▶ [PROBLEM TO SOLVE]: Write every record below out exactly; no images.

Web page and app entries

§

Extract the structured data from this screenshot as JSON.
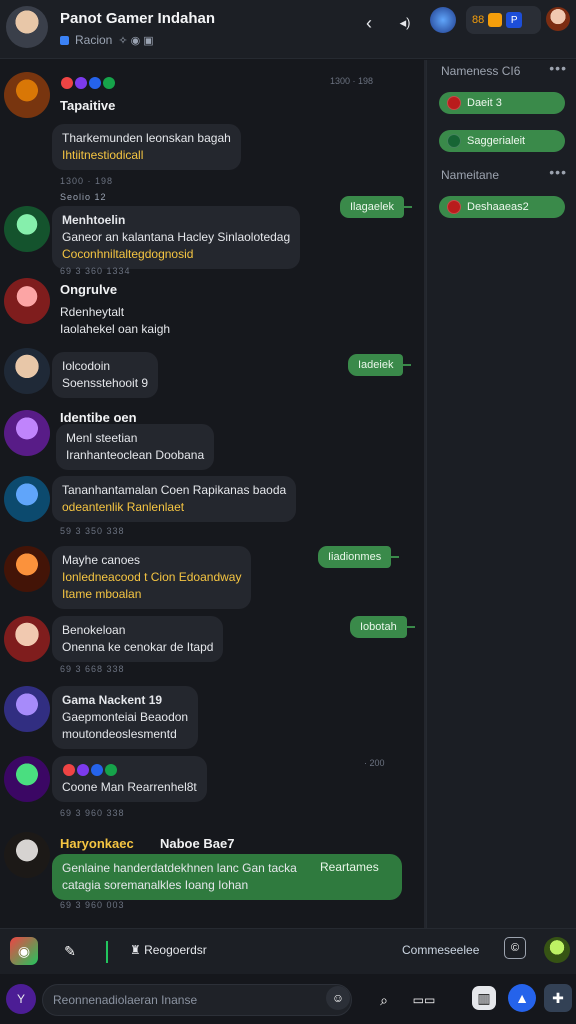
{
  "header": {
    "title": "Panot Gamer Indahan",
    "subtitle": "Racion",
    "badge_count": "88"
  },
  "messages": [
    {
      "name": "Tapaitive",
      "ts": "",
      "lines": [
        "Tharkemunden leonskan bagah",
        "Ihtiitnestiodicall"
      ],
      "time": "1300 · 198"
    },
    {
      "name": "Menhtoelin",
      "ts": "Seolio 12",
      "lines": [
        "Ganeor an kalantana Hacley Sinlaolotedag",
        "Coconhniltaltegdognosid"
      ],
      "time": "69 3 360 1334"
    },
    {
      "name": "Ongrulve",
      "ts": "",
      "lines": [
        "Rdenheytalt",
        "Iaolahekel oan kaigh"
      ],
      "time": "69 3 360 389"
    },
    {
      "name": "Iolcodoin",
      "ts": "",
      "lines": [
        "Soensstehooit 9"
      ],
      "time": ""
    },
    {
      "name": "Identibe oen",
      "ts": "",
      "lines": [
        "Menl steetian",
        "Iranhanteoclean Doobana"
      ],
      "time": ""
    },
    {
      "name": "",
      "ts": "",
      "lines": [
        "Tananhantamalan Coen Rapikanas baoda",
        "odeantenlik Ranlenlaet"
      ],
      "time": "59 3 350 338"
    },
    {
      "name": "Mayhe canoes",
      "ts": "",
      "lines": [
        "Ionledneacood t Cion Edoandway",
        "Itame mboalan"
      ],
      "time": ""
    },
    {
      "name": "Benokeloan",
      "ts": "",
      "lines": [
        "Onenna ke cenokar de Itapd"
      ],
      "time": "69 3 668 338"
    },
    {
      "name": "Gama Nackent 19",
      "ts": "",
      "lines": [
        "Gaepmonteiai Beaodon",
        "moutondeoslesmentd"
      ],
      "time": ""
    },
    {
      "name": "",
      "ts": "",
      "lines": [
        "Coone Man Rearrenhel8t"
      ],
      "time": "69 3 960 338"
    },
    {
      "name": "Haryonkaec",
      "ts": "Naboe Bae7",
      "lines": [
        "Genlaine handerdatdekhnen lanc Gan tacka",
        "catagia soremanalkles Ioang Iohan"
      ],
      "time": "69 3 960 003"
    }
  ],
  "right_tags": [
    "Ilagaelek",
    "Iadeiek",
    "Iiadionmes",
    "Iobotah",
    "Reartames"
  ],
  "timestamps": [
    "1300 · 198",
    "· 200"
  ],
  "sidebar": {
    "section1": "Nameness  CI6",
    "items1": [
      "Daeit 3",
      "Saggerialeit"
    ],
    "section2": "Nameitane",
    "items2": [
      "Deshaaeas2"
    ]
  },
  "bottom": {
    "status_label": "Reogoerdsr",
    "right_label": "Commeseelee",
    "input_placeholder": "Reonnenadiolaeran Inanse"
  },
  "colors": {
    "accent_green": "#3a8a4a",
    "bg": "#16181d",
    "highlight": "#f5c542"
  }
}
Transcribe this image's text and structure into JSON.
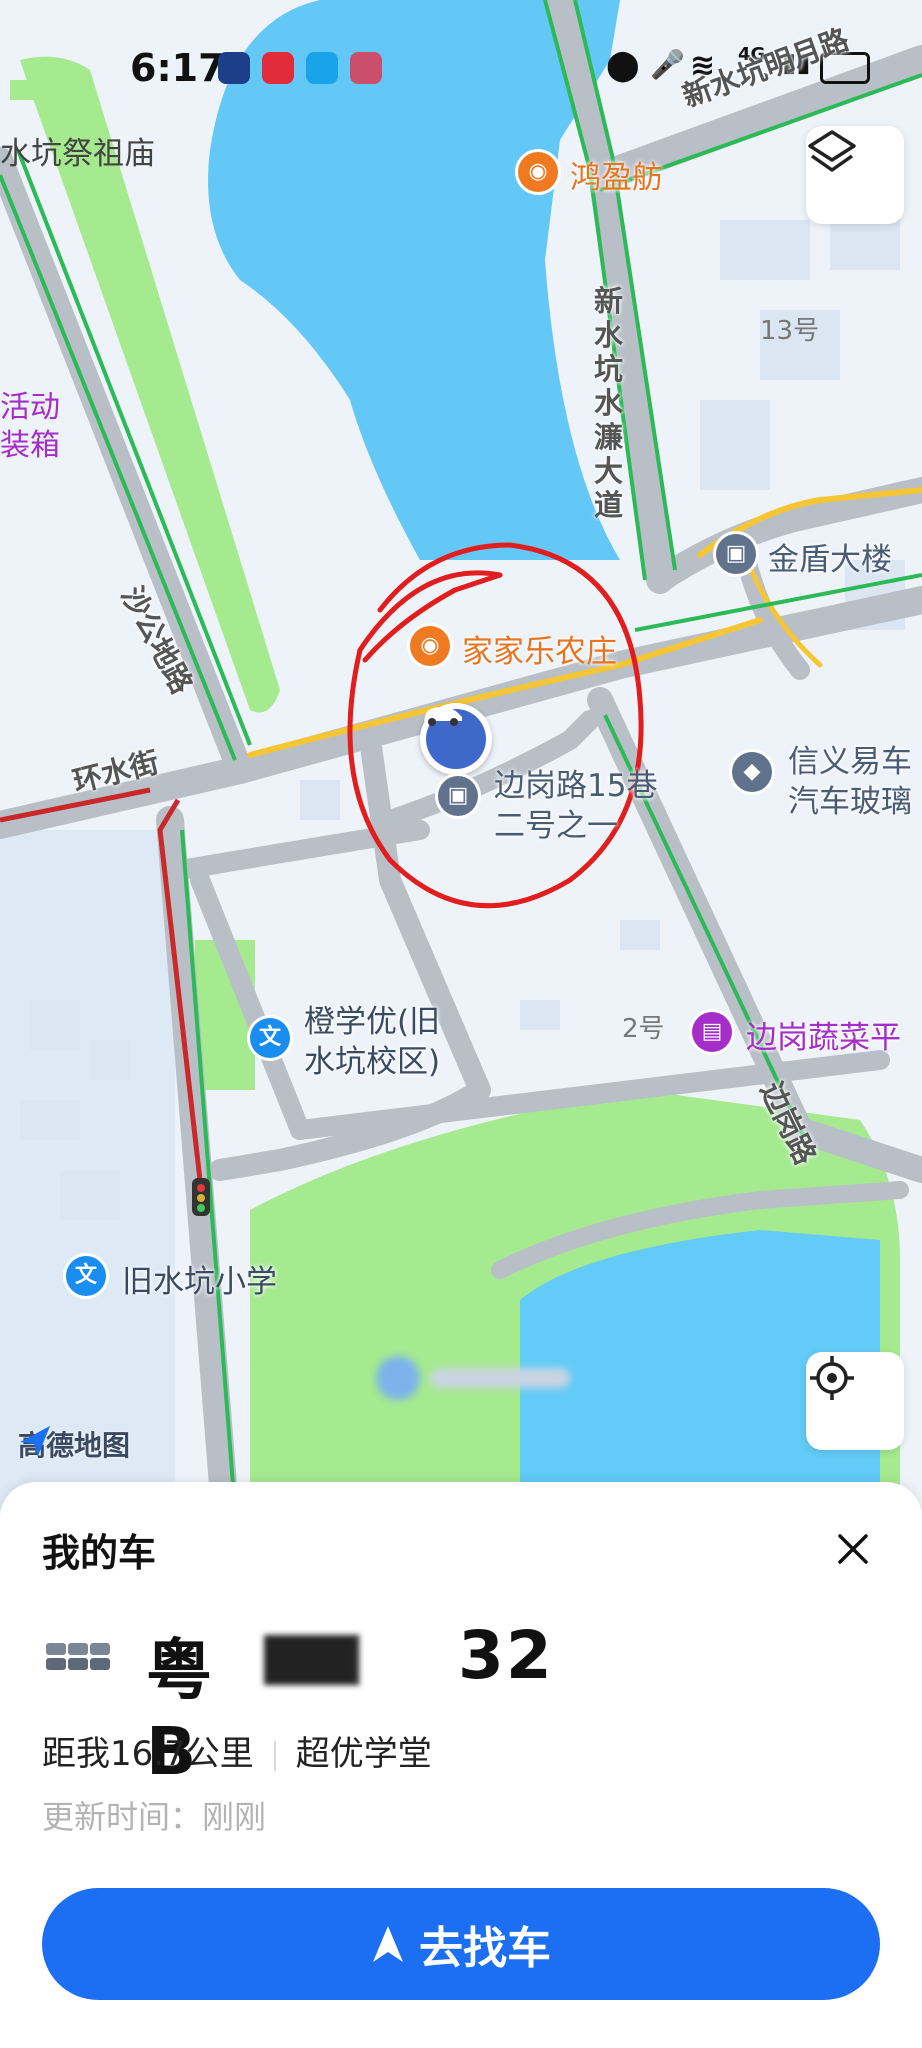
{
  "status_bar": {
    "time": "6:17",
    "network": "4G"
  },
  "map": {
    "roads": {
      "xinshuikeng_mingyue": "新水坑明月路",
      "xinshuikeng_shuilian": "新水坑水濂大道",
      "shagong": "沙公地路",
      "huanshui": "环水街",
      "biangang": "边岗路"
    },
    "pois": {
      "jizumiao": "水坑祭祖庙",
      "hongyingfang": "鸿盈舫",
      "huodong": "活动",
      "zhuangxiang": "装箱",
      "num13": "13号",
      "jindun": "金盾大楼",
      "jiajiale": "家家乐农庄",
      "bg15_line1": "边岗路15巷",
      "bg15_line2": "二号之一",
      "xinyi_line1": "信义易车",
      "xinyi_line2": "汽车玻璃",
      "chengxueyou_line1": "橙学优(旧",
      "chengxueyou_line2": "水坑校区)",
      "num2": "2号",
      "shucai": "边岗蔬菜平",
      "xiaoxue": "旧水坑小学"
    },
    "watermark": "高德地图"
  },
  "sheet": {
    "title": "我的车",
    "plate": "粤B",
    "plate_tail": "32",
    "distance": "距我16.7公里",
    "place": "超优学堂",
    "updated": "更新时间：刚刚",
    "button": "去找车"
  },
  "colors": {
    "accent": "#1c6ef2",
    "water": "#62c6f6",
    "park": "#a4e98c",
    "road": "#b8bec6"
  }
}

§

▶ [SOLUTION FOR THIS EXERCISE]:
Extract the structured data from this screenshot as JSON.
{
  "header": {
    "title": "Panot Gamer Indahan",
    "subtitle": "Racion",
    "badge_count": "88"
  },
  "messages": [
    {
      "name": "Tapaitive",
      "ts": "",
      "lines": [
        "Tharkemunden leonskan bagah",
        "Ihtiitnestiodicall"
      ],
      "time": "1300 · 198"
    },
    {
      "name": "Menhtoelin",
      "ts": "Seolio 12",
      "lines": [
        "Ganeor an kalantana Hacley Sinlaolotedag",
        "Coconhniltaltegdognosid"
      ],
      "time": "69 3 360 1334"
    },
    {
      "name": "Ongrulve",
      "ts": "",
      "lines": [
        "Rdenheytalt",
        "Iaolahekel oan kaigh"
      ],
      "time": "69 3 360 389"
    },
    {
      "name": "Iolcodoin",
      "ts": "",
      "lines": [
        "Soensstehooit 9"
      ],
      "time": ""
    },
    {
      "name": "Identibe oen",
      "ts": "",
      "lines": [
        "Menl steetian",
        "Iranhanteoclean Doobana"
      ],
      "time": ""
    },
    {
      "name": "",
      "ts": "",
      "lines": [
        "Tananhantamalan Coen Rapikanas baoda",
        "odeantenlik Ranlenlaet"
      ],
      "time": "59 3 350 338"
    },
    {
      "name": "Mayhe canoes",
      "ts": "",
      "lines": [
        "Ionledneacood t Cion Edoandway",
        "Itame mboalan"
      ],
      "time": ""
    },
    {
      "name": "Benokeloan",
      "ts": "",
      "lines": [
        "Onenna ke cenokar de Itapd"
      ],
      "time": "69 3 668 338"
    },
    {
      "name": "Gama Nackent 19",
      "ts": "",
      "lines": [
        "Gaepmonteiai Beaodon",
        "moutondeoslesmentd"
      ],
      "time": ""
    },
    {
      "name": "",
      "ts": "",
      "lines": [
        "Coone Man Rearrenhel8t"
      ],
      "time": "69 3 960 338"
    },
    {
      "name": "Haryonkaec",
      "ts": "Naboe Bae7",
      "lines": [
        "Genlaine handerdatdekhnen lanc Gan tacka",
        "catagia soremanalkles Ioang Iohan"
      ],
      "time": "69 3 960 003"
    }
  ],
  "right_tags": [
    "Ilagaelek",
    "Iadeiek",
    "Iiadionmes",
    "Iobotah",
    "Reartames"
  ],
  "timestamps": [
    "1300 · 198",
    "· 200"
  ],
  "sidebar": {
    "section1": "Nameness  CI6",
    "items1": [
      "Daeit 3",
      "Saggerialeit"
    ],
    "section2": "Nameitane",
    "items2": [
      "Deshaaeas2"
    ]
  },
  "bottom": {
    "status_label": "Reogoerdsr",
    "right_label": "Commeseelee",
    "input_placeholder": "Reonnenadiolaeran Inanse"
  },
  "colors": {
    "accent_green": "#3a8a4a",
    "bg": "#16181d",
    "highlight": "#f5c542"
  }
}
Transcribe this image's text and structure into JSON.
{
  "status_bar": {
    "time": "6:17",
    "network": "4G"
  },
  "map": {
    "roads": {
      "xinshuikeng_mingyue": "新水坑明月路",
      "xinshuikeng_shuilian": "新水坑水濂大道",
      "shagong": "沙公地路",
      "huanshui": "环水街",
      "biangang": "边岗路"
    },
    "pois": {
      "jizumiao": "水坑祭祖庙",
      "hongyingfang": "鸿盈舫",
      "huodong": "活动",
      "zhuangxiang": "装箱",
      "num13": "13号",
      "jindun": "金盾大楼",
      "jiajiale": "家家乐农庄",
      "bg15_line1": "边岗路15巷",
      "bg15_line2": "二号之一",
      "xinyi_line1": "信义易车",
      "xinyi_line2": "汽车玻璃",
      "chengxueyou_line1": "橙学优(旧",
      "chengxueyou_line2": "水坑校区)",
      "num2": "2号",
      "shucai": "边岗蔬菜平",
      "xiaoxue": "旧水坑小学"
    },
    "watermark": "高德地图"
  },
  "sheet": {
    "title": "我的车",
    "plate": "粤B",
    "plate_tail": "32",
    "distance": "距我16.7公里",
    "place": "超优学堂",
    "updated": "更新时间：刚刚",
    "button": "去找车"
  },
  "colors": {
    "accent": "#1c6ef2",
    "water": "#62c6f6",
    "park": "#a4e98c",
    "road": "#b8bec6"
  }
}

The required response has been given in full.